Exercise instructions
Starting at the first line below, copy through to the last line exactly.

Raw data
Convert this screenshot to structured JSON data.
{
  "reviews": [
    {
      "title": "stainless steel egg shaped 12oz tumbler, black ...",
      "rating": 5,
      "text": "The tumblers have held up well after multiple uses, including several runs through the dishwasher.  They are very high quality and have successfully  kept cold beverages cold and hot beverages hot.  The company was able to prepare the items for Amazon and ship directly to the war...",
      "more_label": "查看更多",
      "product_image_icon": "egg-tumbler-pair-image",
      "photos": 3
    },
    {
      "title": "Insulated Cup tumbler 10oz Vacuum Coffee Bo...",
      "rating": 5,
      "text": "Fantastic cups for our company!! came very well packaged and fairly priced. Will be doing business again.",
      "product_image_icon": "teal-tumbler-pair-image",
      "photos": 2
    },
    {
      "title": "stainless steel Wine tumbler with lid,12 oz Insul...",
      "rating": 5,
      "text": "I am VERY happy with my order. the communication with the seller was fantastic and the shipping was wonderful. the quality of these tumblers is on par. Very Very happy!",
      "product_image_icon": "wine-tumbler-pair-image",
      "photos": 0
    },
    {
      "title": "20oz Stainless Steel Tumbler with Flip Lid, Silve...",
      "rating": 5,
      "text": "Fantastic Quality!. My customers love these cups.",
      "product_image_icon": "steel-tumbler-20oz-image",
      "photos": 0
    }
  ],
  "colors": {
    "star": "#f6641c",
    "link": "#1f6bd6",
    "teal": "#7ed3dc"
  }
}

Task answer
Convert this screenshot to structured JSON data.
{
  "reviews": [
    {
      "title": "stainless steel egg shaped 12oz tumbler, black ...",
      "rating": 5,
      "text": "The tumblers have held up well after multiple uses, including several runs through the dishwasher.  They are very high quality and have successfully  kept cold beverages cold and hot beverages hot.  The company was able to prepare the items for Amazon and ship directly to the war...",
      "more_label": "查看更多",
      "product_image_icon": "egg-tumbler-pair-image",
      "photos": 3
    },
    {
      "title": "Insulated Cup tumbler 10oz Vacuum Coffee Bo...",
      "rating": 5,
      "text": "Fantastic cups for our company!! came very well packaged and fairly priced. Will be doing business again.",
      "product_image_icon": "teal-tumbler-pair-image",
      "photos": 2
    },
    {
      "title": "stainless steel Wine tumbler with lid,12 oz Insul...",
      "rating": 5,
      "text": "I am VERY happy with my order. the communication with the seller was fantastic and the shipping was wonderful. the quality of these tumblers is on par. Very Very happy!",
      "product_image_icon": "wine-tumbler-pair-image",
      "photos": 0
    },
    {
      "title": "20oz Stainless Steel Tumbler with Flip Lid, Silve...",
      "rating": 5,
      "text": "Fantastic Quality!. My customers love these cups.",
      "product_image_icon": "steel-tumbler-20oz-image",
      "photos": 0
    }
  ],
  "colors": {
    "star": "#f6641c",
    "link": "#1f6bd6",
    "teal": "#7ed3dc"
  }
}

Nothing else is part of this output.